4) In the remote Kalahari wilderness of South Africa’s north-west Cape, the vast Tswalu Kalahari Reserve is home to a desert black rhino population, and enthusiasts have the flexibility to track rhino for whatever duration suits them. The vast landscape is traversed initially by vehicle, but when fresh tracks are located you can head off on foot for an unforgettable encounter. The setting is wild and the activity will vary – part of the fun is the unpredictability of the experience.
5) For a remote and adventurous walking adventure, with the chance to encounter rhino on foot, the North Luangwa National Park is pioneering rhino conservation in Zambia. Rhino numbers are still modest, so this isn’t the place to come for guaranteed sightings, but trying to find them will be an adventure, and any sightings hugely rewarding. Mwaleshi Camp specialises in walking in this remote wilderness.
6) Across South Africa there are several opportunities to track rhino on foot. Bateleur Safari Camp in the Timbavati Game Reserve, bordering Kruger National Park, is a camp that actively encourages exploring on foot, in addition to game drives, and tracking rhino can easily become a highlight of your stay. Alternatively, for a more dedicated walking-only safari experience, Rhino Walking Safaris operate the exclusive Plains Camp, from which you can set off in the morning to track rhino and other big five species.
If you don’t fancy the ‘on foot experience’ how about getting up close and personal to rhino either on horseback or from the comfort of a viewing hide?
Total silence is required to make the most out of a couple of hides on the private Dinaka concession, bordering the Central Kalahari Game Reserve in central Botswana. If you get the timing right, you may only have to wait half an hour or so before the magic begins. Dusk is a popular time for rhino to come to a water source to drink, and you can almost sense their arrival before you see them. Like a scene from Jurassic Park the huge white rhino approach, stopping every few metres to listen and smell, twitching their ears and flaring their nostrils. Eventually they relax, quench their thirst and amble off, hopefully blissfully unaware you were watching.
A similar experience is possible in the lesser known Majete Wildlife Reserve in southern Malawi. The dense miombo woodland creates a different, more intense feel, where you may hear the subtle tell-tale signs of an approaching black rhino before they emerge in the dwindling light to drink.
On the private Ant Africa Safaris ranch in the Waterberg region of South Africa, exploring on horseback is popular and the resident white rhino population can be approached comfortably. From Ant Africa Safaris you can also encounter wildlife on mountain bike safaris.
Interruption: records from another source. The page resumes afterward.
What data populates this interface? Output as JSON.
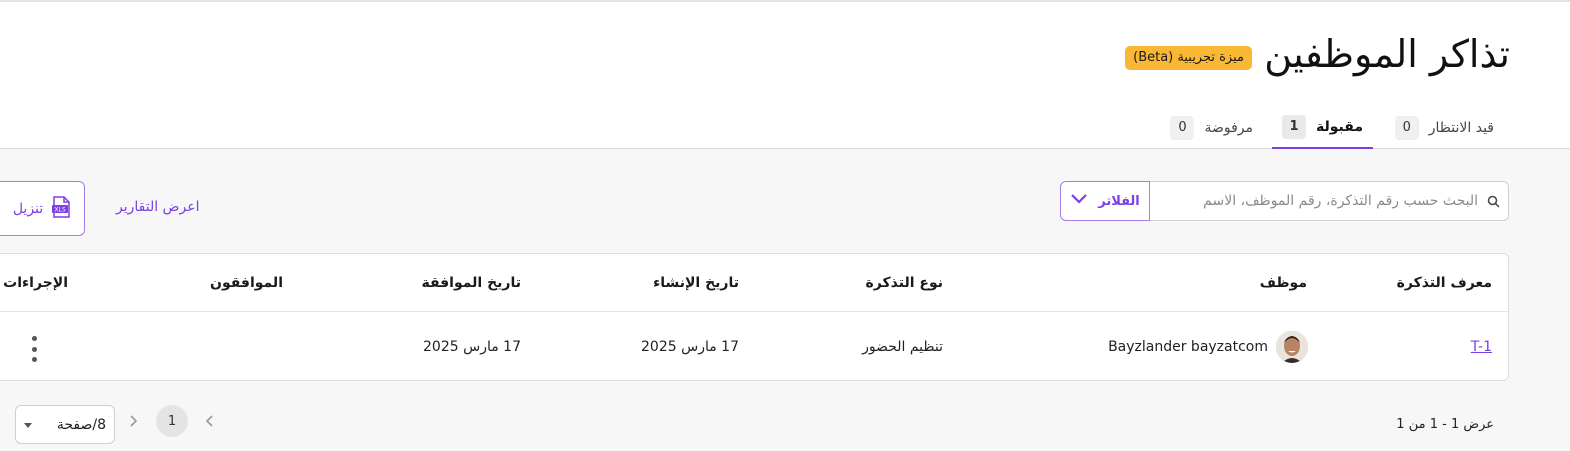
{
  "header": {
    "title": "تذاكر الموظفين",
    "beta_badge": "ميزة تجريبية (Beta)"
  },
  "tabs": [
    {
      "label": "قيد الانتظار",
      "count": "0",
      "active": false
    },
    {
      "label": "مقبولة",
      "count": "1",
      "active": true
    },
    {
      "label": "مرفوضة",
      "count": "0",
      "active": false
    }
  ],
  "toolbar": {
    "search_placeholder": "البحث حسب رقم التذكرة، رقم الموظف، الاسم",
    "filters_label": "الفلاتر",
    "reports_label": "اعرض التقارير",
    "download_label": "تنزيل",
    "download_badge": "XLS"
  },
  "table": {
    "columns": [
      "معرف التذكرة",
      "موظف",
      "نوع التذكرة",
      "تاريخ الإنشاء",
      "تاريخ الموافقة",
      "الموافقون",
      "الإجراءات"
    ],
    "rows": [
      {
        "ticket_id": "T-1",
        "employee": "Bayzlander bayzatcom",
        "ticket_type": "تنظيم الحضور",
        "created": "17 مارس 2025",
        "approved": "17 مارس 2025",
        "approvers": ""
      }
    ]
  },
  "pagination": {
    "info": "عرض 1 - 1 من 1",
    "current_page": "1",
    "per_page": "8/صفحة"
  },
  "colors": {
    "accent": "#7b3fe4",
    "beta": "#f9b834"
  }
}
Similar experiences on horseback are possible, but much less guaranteed, in Kenya.
If you wish to take things a step further, there are limited options to get involved in rhino conservation as part of your holiday. A stay at Marataba Camps, located in South Africa’s Waterberg region, has a strong conservation focus with guests being encouraged to participate in wildlife monitoring and identification. For a more immersive conservation experience, Marataba also offers a dedicated three-day rhino conservation safari during which guests can be involved in darting, notching and monitoring.
However you choose to incorporate them into your safari, encounters with black or white rhino are humbling and potentially emotional experiences. The poaching that continues today is both sad and unnecessary, and the only way to protect our rhino is to value them as an asset and an attraction. By visiting areas and camps that invest in rhino conservation and protection, you will be directly contributing to safeguarding the future of these magnificent creatures.
With thanks for images to Dana Allen, Wilderness Safaris (courtesy of Dana Allen), Ant Africa Safaris and Marataba Camps.